# What to produce:
The answer must consist of every line in the data that contains "name".

Items from an interface collection
────────

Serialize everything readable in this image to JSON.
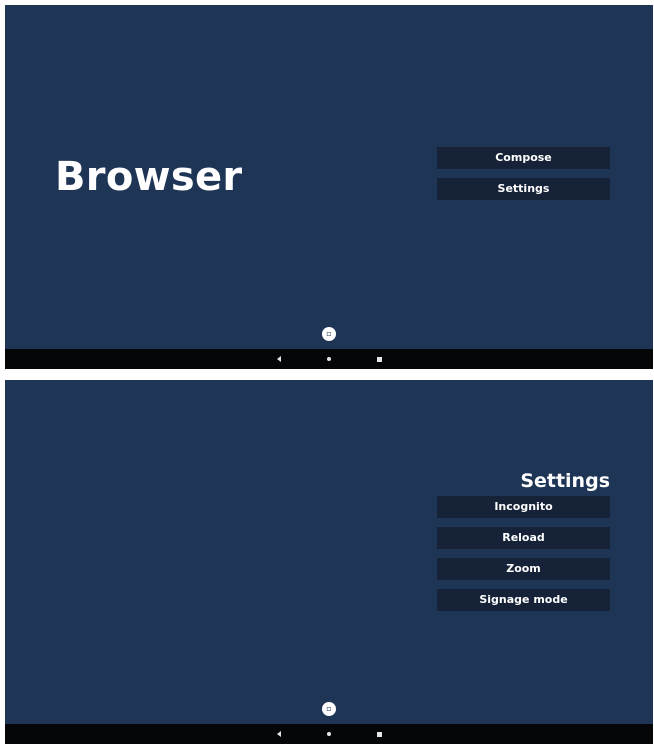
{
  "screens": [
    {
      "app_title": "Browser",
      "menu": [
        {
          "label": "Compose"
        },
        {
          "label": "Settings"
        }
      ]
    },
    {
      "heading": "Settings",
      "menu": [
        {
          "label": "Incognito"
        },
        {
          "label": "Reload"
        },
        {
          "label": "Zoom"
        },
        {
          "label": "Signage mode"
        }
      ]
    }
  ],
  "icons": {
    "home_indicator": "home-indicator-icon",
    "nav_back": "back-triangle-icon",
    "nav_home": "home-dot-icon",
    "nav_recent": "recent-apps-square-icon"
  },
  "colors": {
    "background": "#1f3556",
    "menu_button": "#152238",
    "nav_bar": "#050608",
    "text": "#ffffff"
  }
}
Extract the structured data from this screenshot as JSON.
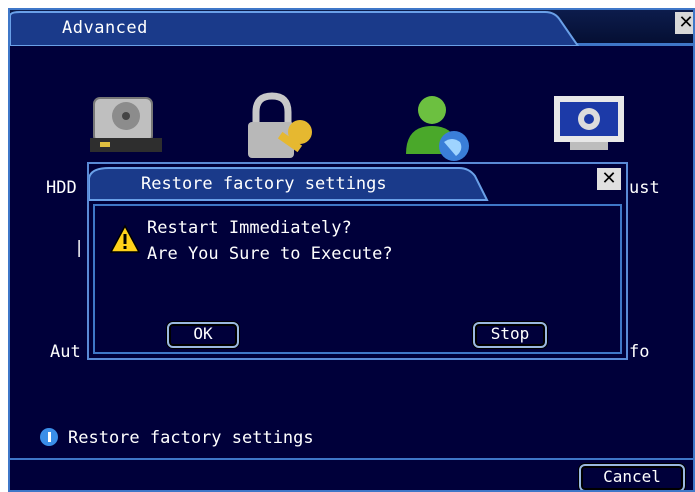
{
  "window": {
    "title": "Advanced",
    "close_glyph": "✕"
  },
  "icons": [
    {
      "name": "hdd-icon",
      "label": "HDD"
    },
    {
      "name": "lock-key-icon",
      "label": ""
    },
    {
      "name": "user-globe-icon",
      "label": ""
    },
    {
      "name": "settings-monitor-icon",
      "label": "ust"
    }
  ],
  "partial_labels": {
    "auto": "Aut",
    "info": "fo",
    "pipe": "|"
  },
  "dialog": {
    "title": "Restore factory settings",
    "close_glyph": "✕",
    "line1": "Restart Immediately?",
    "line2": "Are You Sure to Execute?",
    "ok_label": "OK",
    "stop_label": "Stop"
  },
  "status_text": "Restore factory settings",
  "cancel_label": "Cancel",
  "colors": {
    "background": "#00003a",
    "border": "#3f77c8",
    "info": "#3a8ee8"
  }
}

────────

# Response:
      "name": "hdd-icon",
      "name": "lock-key-icon",
      "name": "user-globe-icon",
      "name": "settings-monitor-icon",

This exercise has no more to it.